*** Begin section ***

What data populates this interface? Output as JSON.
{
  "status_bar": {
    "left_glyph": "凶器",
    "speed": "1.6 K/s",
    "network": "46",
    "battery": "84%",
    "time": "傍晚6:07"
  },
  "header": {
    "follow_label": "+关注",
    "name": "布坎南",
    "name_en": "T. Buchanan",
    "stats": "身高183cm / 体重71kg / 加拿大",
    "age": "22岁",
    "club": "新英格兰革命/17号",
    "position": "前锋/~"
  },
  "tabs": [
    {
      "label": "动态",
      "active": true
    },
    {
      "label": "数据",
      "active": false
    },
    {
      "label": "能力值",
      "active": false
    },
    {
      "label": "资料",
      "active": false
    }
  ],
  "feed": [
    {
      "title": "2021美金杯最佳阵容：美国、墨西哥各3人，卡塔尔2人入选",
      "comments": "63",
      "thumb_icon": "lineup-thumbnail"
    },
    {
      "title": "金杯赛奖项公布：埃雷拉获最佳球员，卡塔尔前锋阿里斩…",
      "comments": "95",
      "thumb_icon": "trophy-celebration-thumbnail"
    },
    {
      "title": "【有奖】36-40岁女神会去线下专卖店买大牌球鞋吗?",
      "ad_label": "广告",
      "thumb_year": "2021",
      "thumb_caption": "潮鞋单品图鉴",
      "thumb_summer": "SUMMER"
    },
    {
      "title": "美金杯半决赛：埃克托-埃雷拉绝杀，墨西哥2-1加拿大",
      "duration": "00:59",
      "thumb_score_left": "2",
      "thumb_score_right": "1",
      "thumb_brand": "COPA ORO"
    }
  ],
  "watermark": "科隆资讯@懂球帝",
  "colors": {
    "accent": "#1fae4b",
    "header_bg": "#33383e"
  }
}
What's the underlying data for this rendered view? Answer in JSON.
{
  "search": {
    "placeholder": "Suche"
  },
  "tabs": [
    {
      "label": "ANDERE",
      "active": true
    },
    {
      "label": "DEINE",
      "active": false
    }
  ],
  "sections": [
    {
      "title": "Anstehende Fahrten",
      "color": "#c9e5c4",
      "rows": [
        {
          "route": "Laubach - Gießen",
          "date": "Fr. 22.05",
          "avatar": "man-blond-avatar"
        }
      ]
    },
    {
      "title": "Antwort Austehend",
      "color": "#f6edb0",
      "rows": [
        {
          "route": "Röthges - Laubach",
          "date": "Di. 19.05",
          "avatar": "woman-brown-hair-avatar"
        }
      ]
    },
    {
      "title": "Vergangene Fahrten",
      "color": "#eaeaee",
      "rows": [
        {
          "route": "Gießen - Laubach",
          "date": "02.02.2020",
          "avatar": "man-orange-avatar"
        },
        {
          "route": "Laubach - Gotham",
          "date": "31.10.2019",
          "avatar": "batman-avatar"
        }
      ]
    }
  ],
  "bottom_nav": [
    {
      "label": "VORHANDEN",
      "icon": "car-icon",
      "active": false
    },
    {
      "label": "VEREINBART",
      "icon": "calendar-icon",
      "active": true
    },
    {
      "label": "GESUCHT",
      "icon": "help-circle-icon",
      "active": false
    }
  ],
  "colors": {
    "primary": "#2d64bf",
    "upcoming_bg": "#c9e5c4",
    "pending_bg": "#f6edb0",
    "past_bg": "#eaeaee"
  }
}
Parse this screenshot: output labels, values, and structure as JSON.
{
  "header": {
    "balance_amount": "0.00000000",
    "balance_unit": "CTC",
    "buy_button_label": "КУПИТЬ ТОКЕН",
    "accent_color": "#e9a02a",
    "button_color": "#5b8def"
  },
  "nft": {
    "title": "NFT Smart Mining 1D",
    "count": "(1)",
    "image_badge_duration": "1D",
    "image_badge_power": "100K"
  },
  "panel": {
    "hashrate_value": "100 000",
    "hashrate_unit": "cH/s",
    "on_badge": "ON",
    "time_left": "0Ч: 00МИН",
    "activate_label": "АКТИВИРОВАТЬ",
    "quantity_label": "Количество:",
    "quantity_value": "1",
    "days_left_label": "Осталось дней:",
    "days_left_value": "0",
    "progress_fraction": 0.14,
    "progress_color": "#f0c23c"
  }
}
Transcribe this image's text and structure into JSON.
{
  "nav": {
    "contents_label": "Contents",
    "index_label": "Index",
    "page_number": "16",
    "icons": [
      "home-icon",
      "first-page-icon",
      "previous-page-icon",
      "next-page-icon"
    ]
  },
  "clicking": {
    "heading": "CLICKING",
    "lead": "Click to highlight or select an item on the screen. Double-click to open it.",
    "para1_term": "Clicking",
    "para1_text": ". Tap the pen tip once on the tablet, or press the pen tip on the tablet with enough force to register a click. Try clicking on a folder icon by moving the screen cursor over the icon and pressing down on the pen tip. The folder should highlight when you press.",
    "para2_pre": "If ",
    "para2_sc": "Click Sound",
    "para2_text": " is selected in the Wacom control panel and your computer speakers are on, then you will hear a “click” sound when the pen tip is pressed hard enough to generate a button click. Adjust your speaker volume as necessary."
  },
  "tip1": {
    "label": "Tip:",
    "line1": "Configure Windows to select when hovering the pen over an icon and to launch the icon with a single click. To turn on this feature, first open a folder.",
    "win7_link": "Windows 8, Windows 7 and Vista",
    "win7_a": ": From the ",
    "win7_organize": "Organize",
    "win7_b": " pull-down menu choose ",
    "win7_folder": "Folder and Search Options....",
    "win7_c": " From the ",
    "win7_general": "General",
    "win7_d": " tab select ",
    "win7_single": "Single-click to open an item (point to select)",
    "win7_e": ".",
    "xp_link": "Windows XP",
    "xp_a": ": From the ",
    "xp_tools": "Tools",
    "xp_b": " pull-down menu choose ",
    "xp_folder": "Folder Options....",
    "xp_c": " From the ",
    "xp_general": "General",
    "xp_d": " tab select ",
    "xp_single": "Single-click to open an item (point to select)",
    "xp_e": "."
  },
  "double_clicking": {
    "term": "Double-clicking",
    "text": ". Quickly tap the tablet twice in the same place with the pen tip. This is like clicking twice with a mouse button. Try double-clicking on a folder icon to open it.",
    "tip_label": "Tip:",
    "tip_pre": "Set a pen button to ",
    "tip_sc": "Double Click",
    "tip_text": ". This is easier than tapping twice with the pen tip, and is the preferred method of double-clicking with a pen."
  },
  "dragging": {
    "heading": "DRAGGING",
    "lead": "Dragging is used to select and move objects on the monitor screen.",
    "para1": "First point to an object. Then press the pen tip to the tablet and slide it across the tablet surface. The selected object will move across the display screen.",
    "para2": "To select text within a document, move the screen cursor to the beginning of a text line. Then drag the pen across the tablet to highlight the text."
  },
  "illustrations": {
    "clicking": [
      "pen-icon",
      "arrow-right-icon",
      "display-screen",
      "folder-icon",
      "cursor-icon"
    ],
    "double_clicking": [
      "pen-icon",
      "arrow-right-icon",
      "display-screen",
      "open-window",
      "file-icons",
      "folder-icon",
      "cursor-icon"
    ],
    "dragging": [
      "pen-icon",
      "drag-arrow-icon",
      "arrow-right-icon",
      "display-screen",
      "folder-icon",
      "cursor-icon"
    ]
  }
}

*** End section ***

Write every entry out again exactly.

Exercise result:
What data populates this interface? Output as JSON.
{
  "status_bar": {
    "left_glyph": "凶器",
    "speed": "1.6 K/s",
    "network": "46",
    "battery": "84%",
    "time": "傍晚6:07"
  },
  "header": {
    "follow_label": "+关注",
    "name": "布坎南",
    "name_en": "T. Buchanan",
    "stats": "身高183cm / 体重71kg / 加拿大",
    "age": "22岁",
    "club": "新英格兰革命/17号",
    "position": "前锋/~"
  },
  "tabs": [
    {
      "label": "动态",
      "active": true
    },
    {
      "label": "数据",
      "active": false
    },
    {
      "label": "能力值",
      "active": false
    },
    {
      "label": "资料",
      "active": false
    }
  ],
  "feed": [
    {
      "title": "2021美金杯最佳阵容：美国、墨西哥各3人，卡塔尔2人入选",
      "comments": "63",
      "thumb_icon": "lineup-thumbnail"
    },
    {
      "title": "金杯赛奖项公布：埃雷拉获最佳球员，卡塔尔前锋阿里斩…",
      "comments": "95",
      "thumb_icon": "trophy-celebration-thumbnail"
    },
    {
      "title": "【有奖】36-40岁女神会去线下专卖店买大牌球鞋吗?",
      "ad_label": "广告",
      "thumb_year": "2021",
      "thumb_caption": "潮鞋单品图鉴",
      "thumb_summer": "SUMMER"
    },
    {
      "title": "美金杯半决赛：埃克托-埃雷拉绝杀，墨西哥2-1加拿大",
      "duration": "00:59",
      "thumb_score_left": "2",
      "thumb_score_right": "1",
      "thumb_brand": "COPA ORO"
    }
  ],
  "watermark": "科隆资讯@懂球帝",
  "colors": {
    "accent": "#1fae4b",
    "header_bg": "#33383e"
  }
}
What's the underlying data for this rendered view? Answer in JSON.
{
  "search": {
    "placeholder": "Suche"
  },
  "tabs": [
    {
      "label": "ANDERE",
      "active": true
    },
    {
      "label": "DEINE",
      "active": false
    }
  ],
  "sections": [
    {
      "title": "Anstehende Fahrten",
      "color": "#c9e5c4",
      "rows": [
        {
          "route": "Laubach - Gießen",
          "date": "Fr. 22.05",
          "avatar": "man-blond-avatar"
        }
      ]
    },
    {
      "title": "Antwort Austehend",
      "color": "#f6edb0",
      "rows": [
        {
          "route": "Röthges - Laubach",
          "date": "Di. 19.05",
          "avatar": "woman-brown-hair-avatar"
        }
      ]
    },
    {
      "title": "Vergangene Fahrten",
      "color": "#eaeaee",
      "rows": [
        {
          "route": "Gießen - Laubach",
          "date": "02.02.2020",
          "avatar": "man-orange-avatar"
        },
        {
          "route": "Laubach - Gotham",
          "date": "31.10.2019",
          "avatar": "batman-avatar"
        }
      ]
    }
  ],
  "bottom_nav": [
    {
      "label": "VORHANDEN",
      "icon": "car-icon",
      "active": false
    },
    {
      "label": "VEREINBART",
      "icon": "calendar-icon",
      "active": true
    },
    {
      "label": "GESUCHT",
      "icon": "help-circle-icon",
      "active": false
    }
  ],
  "colors": {
    "primary": "#2d64bf",
    "upcoming_bg": "#c9e5c4",
    "pending_bg": "#f6edb0",
    "past_bg": "#eaeaee"
  }
}
Parse this screenshot: output labels, values, and structure as JSON.
{
  "header": {
    "balance_amount": "0.00000000",
    "balance_unit": "CTC",
    "buy_button_label": "КУПИТЬ ТОКЕН",
    "accent_color": "#e9a02a",
    "button_color": "#5b8def"
  },
  "nft": {
    "title": "NFT Smart Mining 1D",
    "count": "(1)",
    "image_badge_duration": "1D",
    "image_badge_power": "100K"
  },
  "panel": {
    "hashrate_value": "100 000",
    "hashrate_unit": "cH/s",
    "on_badge": "ON",
    "time_left": "0Ч: 00МИН",
    "activate_label": "АКТИВИРОВАТЬ",
    "quantity_label": "Количество:",
    "quantity_value": "1",
    "days_left_label": "Осталось дней:",
    "days_left_value": "0",
    "progress_fraction": 0.14,
    "progress_color": "#f0c23c"
  }
}
Transcribe this image's text and structure into JSON.
{
  "nav": {
    "contents_label": "Contents",
    "index_label": "Index",
    "page_number": "16",
    "icons": [
      "home-icon",
      "first-page-icon",
      "previous-page-icon",
      "next-page-icon"
    ]
  },
  "clicking": {
    "heading": "CLICKING",
    "lead": "Click to highlight or select an item on the screen. Double-click to open it.",
    "para1_term": "Clicking",
    "para1_text": ". Tap the pen tip once on the tablet, or press the pen tip on the tablet with enough force to register a click. Try clicking on a folder icon by moving the screen cursor over the icon and pressing down on the pen tip. The folder should highlight when you press.",
    "para2_pre": "If ",
    "para2_sc": "Click Sound",
    "para2_text": " is selected in the Wacom control panel and your computer speakers are on, then you will hear a “click” sound when the pen tip is pressed hard enough to generate a button click. Adjust your speaker volume as necessary."
  },
  "tip1": {
    "label": "Tip:",
    "line1": "Configure Windows to select when hovering the pen over an icon and to launch the icon with a single click. To turn on this feature, first open a folder.",
    "win7_link": "Windows 8, Windows 7 and Vista",
    "win7_a": ": From the ",
    "win7_organize": "Organize",
    "win7_b": " pull-down menu choose ",
    "win7_folder": "Folder and Search Options....",
    "win7_c": " From the ",
    "win7_general": "General",
    "win7_d": " tab select ",
    "win7_single": "Single-click to open an item (point to select)",
    "win7_e": ".",
    "xp_link": "Windows XP",
    "xp_a": ": From the ",
    "xp_tools": "Tools",
    "xp_b": " pull-down menu choose ",
    "xp_folder": "Folder Options....",
    "xp_c": " From the ",
    "xp_general": "General",
    "xp_d": " tab select ",
    "xp_single": "Single-click to open an item (point to select)",
    "xp_e": "."
  },
  "double_clicking": {
    "term": "Double-clicking",
    "text": ". Quickly tap the tablet twice in the same place with the pen tip. This is like clicking twice with a mouse button. Try double-clicking on a folder icon to open it.",
    "tip_label": "Tip:",
    "tip_pre": "Set a pen button to ",
    "tip_sc": "Double Click",
    "tip_text": ". This is easier than tapping twice with the pen tip, and is the preferred method of double-clicking with a pen."
  },
  "dragging": {
    "heading": "DRAGGING",
    "lead": "Dragging is used to select and move objects on the monitor screen.",
    "para1": "First point to an object. Then press the pen tip to the tablet and slide it across the tablet surface. The selected object will move across the display screen.",
    "para2": "To select text within a document, move the screen cursor to the beginning of a text line. Then drag the pen across the tablet to highlight the text."
  },
  "illustrations": {
    "clicking": [
      "pen-icon",
      "arrow-right-icon",
      "display-screen",
      "folder-icon",
      "cursor-icon"
    ],
    "double_clicking": [
      "pen-icon",
      "arrow-right-icon",
      "display-screen",
      "open-window",
      "file-icons",
      "folder-icon",
      "cursor-icon"
    ],
    "dragging": [
      "pen-icon",
      "drag-arrow-icon",
      "arrow-right-icon",
      "display-screen",
      "folder-icon",
      "cursor-icon"
    ]
  }
}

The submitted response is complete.